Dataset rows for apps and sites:

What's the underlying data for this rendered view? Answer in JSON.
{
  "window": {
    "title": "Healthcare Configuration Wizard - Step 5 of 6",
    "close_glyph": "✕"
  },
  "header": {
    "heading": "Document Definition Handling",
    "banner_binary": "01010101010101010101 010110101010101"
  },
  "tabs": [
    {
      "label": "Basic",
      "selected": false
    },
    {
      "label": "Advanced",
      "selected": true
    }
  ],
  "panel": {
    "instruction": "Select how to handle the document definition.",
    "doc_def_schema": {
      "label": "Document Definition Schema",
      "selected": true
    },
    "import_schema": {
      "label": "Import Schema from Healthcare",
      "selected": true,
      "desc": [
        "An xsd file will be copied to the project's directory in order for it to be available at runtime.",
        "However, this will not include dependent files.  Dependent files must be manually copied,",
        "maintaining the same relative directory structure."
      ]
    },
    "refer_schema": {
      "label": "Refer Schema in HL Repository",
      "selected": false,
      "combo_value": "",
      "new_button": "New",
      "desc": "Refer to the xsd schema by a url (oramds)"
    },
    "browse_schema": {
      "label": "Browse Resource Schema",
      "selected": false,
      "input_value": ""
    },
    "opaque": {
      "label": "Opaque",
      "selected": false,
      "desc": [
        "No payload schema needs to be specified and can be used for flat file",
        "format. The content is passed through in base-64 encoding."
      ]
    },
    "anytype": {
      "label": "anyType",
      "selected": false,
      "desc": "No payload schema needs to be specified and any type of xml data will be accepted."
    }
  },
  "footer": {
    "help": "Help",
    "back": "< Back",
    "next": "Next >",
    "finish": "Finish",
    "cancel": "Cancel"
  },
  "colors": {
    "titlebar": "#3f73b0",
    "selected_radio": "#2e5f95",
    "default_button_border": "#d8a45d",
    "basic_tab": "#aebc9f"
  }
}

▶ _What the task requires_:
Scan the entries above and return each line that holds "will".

▶ _Solution to this task_:
        "An xsd file will be copied to the project's directory in order for it to be available at runtime.",
        "However, this will not include dependent files.  Dependent files must be manually copied,",
      "desc": "No payload schema needs to be specified and any type of xml data will be accepted."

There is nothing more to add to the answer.